Records from a data source:
══════════

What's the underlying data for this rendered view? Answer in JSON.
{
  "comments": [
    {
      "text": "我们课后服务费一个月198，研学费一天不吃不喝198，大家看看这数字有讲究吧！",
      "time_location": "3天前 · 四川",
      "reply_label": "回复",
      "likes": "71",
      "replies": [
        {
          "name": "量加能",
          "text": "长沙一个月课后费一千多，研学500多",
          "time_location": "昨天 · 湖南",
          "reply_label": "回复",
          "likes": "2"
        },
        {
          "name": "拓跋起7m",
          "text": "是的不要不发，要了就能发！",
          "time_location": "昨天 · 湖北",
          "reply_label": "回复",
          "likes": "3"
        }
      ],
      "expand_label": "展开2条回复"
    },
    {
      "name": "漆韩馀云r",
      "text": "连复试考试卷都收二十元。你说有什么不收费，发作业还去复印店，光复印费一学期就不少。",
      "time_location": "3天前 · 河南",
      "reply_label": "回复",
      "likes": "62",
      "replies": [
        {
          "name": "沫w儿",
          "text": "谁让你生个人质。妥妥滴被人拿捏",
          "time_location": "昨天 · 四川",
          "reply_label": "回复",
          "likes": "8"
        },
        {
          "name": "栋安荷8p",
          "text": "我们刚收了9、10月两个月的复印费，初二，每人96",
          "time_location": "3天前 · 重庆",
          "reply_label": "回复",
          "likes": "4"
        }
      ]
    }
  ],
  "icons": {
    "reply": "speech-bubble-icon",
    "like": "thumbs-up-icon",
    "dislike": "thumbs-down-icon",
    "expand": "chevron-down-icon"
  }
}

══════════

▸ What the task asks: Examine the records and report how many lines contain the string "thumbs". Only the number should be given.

▸ Answer space: 2